It would appear the reach and value of 1st Gen Ryzen cannot be surpassed in some regions. The Ryzen 5 1600 is awfully cheap at $85, which puts it in a favourable light compared to the Ryzen 5 2600 at $128 or the Ryzen 5 3600 at $190. The move also allows AMD to keep tapping GlobalFoundries for a decent quantity of processor chips, and use up any lacking the 2nd Gen spec, following its shift to TSMC for 7nm CCX chiplets with 3rd Gen Ryzen.

It’s a bit of a misnomer in the CPU stack. The 12nm process, along with a helping hand from software, is 2nd Gen Ryzen’s whole deal. RIP.

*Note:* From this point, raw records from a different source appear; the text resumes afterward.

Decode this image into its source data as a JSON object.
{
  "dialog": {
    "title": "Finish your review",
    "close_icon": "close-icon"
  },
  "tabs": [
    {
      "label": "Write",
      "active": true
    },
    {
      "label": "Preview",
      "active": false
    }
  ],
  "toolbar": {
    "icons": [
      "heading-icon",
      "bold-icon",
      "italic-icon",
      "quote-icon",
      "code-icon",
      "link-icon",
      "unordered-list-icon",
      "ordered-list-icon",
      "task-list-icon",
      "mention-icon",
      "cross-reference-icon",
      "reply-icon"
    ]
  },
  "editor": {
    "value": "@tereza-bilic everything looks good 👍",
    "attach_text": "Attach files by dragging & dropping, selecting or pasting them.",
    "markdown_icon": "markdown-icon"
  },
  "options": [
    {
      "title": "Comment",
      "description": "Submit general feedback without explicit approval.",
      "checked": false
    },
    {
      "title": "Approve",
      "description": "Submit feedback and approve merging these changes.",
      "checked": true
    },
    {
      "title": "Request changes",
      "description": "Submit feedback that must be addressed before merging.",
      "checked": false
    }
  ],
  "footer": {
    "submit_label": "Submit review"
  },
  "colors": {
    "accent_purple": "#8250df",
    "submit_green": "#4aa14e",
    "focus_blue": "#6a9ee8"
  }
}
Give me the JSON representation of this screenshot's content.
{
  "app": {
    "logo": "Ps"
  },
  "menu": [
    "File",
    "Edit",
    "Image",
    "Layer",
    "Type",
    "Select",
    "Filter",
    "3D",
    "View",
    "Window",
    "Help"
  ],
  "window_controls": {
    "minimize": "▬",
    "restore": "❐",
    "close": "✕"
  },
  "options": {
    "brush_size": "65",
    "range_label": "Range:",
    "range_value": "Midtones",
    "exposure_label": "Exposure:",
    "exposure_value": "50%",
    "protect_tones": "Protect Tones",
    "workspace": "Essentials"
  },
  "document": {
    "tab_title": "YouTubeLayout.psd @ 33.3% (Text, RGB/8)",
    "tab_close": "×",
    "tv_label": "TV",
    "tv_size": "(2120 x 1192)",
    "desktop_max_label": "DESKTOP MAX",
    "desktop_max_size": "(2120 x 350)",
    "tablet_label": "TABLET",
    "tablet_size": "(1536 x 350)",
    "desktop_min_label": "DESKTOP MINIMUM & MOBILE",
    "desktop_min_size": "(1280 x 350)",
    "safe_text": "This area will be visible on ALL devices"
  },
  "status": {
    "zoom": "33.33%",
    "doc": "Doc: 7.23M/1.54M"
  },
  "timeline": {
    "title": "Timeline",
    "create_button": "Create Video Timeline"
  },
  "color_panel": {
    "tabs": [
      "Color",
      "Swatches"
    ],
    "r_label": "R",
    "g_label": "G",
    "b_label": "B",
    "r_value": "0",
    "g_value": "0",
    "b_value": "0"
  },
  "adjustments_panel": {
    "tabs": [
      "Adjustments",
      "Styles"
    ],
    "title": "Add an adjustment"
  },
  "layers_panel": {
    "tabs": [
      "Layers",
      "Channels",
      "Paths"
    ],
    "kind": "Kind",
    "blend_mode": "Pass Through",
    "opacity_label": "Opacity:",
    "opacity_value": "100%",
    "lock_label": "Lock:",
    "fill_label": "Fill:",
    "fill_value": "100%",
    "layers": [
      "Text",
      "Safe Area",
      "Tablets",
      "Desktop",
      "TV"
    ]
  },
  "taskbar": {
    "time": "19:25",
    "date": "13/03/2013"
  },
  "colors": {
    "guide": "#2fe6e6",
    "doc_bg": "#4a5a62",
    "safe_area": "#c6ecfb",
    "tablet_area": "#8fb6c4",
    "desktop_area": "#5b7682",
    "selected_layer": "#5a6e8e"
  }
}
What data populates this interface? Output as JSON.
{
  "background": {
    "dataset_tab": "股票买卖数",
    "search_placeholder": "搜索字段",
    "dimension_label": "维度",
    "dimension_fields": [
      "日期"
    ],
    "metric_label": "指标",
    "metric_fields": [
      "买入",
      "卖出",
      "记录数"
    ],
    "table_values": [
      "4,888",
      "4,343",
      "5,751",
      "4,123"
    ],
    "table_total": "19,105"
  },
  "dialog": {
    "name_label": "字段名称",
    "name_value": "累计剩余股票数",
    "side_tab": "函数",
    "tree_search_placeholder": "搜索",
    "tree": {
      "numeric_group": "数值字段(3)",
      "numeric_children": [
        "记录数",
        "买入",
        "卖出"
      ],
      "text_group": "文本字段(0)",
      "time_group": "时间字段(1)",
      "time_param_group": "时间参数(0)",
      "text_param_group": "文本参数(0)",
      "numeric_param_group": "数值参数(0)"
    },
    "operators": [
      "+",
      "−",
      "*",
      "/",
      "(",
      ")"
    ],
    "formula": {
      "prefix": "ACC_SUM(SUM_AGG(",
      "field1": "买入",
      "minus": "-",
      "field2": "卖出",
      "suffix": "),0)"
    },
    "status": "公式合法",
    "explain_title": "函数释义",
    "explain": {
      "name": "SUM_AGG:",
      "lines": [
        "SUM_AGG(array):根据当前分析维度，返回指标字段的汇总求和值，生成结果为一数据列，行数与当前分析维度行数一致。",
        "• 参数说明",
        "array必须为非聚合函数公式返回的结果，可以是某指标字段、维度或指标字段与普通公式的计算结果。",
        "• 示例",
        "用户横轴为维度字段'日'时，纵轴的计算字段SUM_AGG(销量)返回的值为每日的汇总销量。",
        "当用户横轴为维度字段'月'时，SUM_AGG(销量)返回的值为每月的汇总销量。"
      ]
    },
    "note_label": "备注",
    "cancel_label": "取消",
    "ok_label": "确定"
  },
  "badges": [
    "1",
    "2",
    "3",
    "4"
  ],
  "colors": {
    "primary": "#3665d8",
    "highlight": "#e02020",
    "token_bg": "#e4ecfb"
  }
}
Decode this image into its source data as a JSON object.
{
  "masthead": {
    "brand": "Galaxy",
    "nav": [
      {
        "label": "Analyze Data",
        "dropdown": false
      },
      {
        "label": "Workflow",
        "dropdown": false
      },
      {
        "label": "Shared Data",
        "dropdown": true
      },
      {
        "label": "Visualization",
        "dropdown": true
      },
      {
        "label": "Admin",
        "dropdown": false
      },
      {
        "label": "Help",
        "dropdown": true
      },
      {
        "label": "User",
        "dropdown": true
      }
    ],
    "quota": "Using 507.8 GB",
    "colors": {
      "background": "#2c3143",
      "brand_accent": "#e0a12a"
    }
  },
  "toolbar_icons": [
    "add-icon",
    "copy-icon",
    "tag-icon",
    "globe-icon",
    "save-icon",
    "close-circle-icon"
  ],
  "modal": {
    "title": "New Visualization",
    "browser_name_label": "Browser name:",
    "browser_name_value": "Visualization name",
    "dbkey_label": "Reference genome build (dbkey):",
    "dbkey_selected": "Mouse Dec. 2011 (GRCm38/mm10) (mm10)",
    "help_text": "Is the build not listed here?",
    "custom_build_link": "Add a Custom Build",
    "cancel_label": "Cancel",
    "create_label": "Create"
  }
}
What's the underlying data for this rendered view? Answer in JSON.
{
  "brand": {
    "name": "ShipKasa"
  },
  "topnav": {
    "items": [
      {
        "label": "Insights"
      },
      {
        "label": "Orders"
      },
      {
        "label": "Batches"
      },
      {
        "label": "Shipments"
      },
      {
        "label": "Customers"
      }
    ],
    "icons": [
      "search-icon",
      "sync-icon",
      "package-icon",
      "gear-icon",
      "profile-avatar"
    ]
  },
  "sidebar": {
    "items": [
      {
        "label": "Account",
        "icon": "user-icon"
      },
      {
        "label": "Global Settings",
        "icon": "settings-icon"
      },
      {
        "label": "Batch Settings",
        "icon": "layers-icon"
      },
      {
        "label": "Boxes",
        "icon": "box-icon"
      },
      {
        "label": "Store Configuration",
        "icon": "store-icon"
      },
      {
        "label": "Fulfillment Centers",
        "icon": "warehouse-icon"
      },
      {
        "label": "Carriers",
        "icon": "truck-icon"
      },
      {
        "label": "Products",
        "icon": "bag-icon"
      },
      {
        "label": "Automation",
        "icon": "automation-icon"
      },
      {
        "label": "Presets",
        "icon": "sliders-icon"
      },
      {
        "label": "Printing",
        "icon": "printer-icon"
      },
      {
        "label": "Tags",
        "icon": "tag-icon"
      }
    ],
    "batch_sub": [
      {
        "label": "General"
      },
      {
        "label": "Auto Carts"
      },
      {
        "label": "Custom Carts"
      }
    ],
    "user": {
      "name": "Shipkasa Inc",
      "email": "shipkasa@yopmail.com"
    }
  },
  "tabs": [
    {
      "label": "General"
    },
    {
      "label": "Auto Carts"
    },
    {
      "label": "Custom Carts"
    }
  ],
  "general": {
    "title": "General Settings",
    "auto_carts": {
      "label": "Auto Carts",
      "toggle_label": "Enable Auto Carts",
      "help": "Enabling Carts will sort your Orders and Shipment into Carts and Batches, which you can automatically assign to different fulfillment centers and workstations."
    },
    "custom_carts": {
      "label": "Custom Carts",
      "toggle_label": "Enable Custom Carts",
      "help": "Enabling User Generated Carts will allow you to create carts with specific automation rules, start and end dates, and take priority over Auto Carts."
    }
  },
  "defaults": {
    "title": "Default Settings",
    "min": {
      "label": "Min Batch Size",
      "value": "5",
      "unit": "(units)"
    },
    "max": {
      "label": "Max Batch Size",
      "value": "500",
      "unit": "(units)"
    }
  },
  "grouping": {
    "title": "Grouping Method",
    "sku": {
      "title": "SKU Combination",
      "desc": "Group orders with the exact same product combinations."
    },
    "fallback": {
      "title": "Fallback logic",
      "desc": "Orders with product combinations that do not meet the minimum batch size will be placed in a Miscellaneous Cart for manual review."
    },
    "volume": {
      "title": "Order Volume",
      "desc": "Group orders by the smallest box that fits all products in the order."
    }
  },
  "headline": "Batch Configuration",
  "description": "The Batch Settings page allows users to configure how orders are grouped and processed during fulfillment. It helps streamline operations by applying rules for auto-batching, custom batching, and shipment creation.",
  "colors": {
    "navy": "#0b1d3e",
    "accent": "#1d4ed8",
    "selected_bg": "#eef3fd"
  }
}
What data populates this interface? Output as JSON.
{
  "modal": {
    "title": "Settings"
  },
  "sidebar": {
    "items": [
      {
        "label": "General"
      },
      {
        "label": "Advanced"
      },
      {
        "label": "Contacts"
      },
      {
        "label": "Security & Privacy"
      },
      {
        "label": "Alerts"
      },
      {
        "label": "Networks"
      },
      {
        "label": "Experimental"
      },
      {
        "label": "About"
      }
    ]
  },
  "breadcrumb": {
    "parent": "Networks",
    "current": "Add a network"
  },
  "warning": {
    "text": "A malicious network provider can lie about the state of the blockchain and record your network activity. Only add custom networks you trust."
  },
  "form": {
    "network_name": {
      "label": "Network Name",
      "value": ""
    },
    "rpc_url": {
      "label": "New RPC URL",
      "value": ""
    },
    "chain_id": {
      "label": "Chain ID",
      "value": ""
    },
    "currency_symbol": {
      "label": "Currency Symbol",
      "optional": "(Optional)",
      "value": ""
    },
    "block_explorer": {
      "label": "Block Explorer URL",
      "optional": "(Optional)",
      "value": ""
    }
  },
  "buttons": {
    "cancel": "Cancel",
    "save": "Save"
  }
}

All three Ryzen 5 processors have been featured as our best CPU for gaming at one point or another, so you can’t really go wrong with any of the three on a budget.